Cornices: Avoid travel on cornices and limit exposure underneath them.
Loose snow avalanches: In areas that were protected from the wind, sluffs are possible in steep terrain.
Sun effect: The sun is starting to have an impact on surface snow on steep solar aspects. Be aware of moist surface snow, small roller balls or loose snow avalanches in wind protected spots, especially below steeper rocky areas. As temperatures warm this weekend, it may also make triggering an avalanche on buried weak layers more of an issue.
Yesterday: Skies were clear and temperatures were in the single digits and low teens at upper elevations and in the teens to upper 20°Fs at low elevations. Winds were westerly 5-15 mph with gusts into the 20s. Winds recorded at the AKRR MP 43 station were 10-25 mph with gusts into the 40s. Overnight skies remained clear and temperatures ranged from the low teens above 0°F to low teens below 0°F. Westerly winds continued to be gusty through the night.
Today: Skies will be clear with temperatures in the low teens to high 20°Fs. Winds will remain westerly and ease off becoming light by the afternoon. Overnight temperatures will be in the single digits and low teens with calm winds.

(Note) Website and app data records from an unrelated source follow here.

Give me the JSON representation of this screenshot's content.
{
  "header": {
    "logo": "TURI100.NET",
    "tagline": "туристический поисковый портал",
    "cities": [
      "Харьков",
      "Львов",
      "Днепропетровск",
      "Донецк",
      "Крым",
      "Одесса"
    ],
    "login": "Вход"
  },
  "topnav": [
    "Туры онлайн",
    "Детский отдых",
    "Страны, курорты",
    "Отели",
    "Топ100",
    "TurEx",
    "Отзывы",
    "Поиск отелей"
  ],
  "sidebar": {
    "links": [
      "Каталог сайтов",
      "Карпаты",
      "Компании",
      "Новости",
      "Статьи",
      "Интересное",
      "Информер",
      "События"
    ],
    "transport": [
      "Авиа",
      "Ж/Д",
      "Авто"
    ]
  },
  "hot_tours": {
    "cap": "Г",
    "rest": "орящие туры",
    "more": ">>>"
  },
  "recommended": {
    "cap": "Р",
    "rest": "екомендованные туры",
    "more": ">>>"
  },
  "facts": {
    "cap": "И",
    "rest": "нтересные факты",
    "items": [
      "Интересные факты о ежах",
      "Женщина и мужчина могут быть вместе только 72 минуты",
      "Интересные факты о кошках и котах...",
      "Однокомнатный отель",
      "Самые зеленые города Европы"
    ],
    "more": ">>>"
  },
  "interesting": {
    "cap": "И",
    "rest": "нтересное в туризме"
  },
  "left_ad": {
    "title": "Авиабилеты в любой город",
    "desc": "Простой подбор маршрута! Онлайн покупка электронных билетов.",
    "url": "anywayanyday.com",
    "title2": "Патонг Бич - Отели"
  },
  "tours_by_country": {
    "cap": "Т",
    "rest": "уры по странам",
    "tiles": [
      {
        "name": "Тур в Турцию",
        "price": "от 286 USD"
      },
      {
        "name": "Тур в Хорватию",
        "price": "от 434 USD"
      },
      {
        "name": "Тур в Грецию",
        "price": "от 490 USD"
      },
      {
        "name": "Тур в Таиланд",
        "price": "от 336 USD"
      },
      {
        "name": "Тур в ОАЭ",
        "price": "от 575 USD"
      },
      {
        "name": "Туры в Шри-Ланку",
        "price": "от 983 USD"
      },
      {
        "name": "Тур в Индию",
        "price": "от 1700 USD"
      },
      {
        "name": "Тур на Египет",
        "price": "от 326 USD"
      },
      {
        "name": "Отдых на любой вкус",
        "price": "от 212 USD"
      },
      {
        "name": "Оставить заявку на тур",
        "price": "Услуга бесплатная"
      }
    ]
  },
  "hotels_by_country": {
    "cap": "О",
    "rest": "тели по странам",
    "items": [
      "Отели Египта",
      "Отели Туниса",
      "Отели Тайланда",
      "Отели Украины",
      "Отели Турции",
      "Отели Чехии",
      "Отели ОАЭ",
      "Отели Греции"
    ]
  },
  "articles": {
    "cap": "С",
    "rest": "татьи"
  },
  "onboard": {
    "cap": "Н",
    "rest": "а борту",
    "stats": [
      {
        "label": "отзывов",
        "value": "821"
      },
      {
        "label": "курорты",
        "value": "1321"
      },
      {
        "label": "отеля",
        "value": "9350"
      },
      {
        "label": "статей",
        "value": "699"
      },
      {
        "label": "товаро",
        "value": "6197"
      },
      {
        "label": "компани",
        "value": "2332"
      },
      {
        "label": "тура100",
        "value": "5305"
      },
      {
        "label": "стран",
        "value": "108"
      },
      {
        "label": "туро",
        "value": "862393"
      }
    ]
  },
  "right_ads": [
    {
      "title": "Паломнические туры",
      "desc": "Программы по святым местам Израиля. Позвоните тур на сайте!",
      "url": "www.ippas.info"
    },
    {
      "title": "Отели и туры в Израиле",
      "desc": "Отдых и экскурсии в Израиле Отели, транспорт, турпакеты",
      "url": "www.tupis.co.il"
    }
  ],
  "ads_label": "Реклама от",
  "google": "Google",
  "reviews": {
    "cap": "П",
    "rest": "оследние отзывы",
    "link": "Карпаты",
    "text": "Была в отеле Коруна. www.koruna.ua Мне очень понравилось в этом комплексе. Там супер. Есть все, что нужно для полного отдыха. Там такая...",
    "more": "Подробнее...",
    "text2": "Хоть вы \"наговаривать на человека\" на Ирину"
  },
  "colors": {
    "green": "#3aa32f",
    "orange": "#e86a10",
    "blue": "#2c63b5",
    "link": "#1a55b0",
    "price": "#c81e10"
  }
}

Tomorrow: Another day of sunshine is on tap with temperatures climbing into the high 20°Fs to low 30°Fs. Winds will be light and westerly. The clear sunny trend continues over the weekend with mostly calm winds and increasing temperatures.
PRECIPITATION 24-hour data (6am – 6am)
|Temp Avg (F)||Snow (in)||Water (in)||Snow Depth (in)|
|Center Ridge (1880′)||13||0||0||68|
|Summit Lake (1400′)||7||0||0||31|
|Alyeska Mid (1700′)||10||0||0||80|
RIDGETOP 24-hour data (6am – 6am)
|Temp Avg (F)||Wind Dir||Wind Avg (mph)||Wind Gust (mph)|
|Seattle Ridge (2400′)||9||W||3||14|
|04/19/21||Turnagain||Avalanche: Triangle, Seattle creek||Will Morrison|
|04/18/21||Turnagain||Avalanche: Turnagain Pass Road Obs||Andy Moderow|
|04/18/21||Turnagain||Observation: Seattle Ridge, approximately 300 yards south of the up track||Brent Byrne|
|04/17/21||Turnagain||Avalanche: Road obs||Johnston-Bloom / Moderow Forecaster|
|04/16/21||Turnagain||Avalanche: Seattle Ridge||Wendy Wagner Forecaster|
|04/16/21||Turnagain||Avalanche: Turnagain Pass, non-motorized side seen from Seattle Ridge||CNFAIC Staff Forecaster|
|04/16/21||Turnagain||Observation: Sunburst||Lance breeding|
|04/15/21||Turnagain||Observation: Tincan||Schauer/ Rothman Forecaster|
|04/13/21||Turnagain||Observation: Turnagain Pass Road Obs||A Schauer Forecaster|
|04/12/21||Turnagain||Observation: Tincan||Johnston-Bloom / Latosuo Forecaster|
Status of riding areas across the Chugach NF is managed by the Glacier and Seward Ranger Districts, not avalanche center staff. Riding area information is posted as a public service to our users and updated based on snow depth and snow density to prevent resource damage at trailhead locations. Riding area questions contact: firstname.lastname@example.org
|Area||Status||Weather & Riding Conditions|
This is a general backcountry avalanche advisory issued for Turnagain Arm with Turnagain Pass as the core advisory area. This advisory does not apply to highways, railroads or operating ski areas.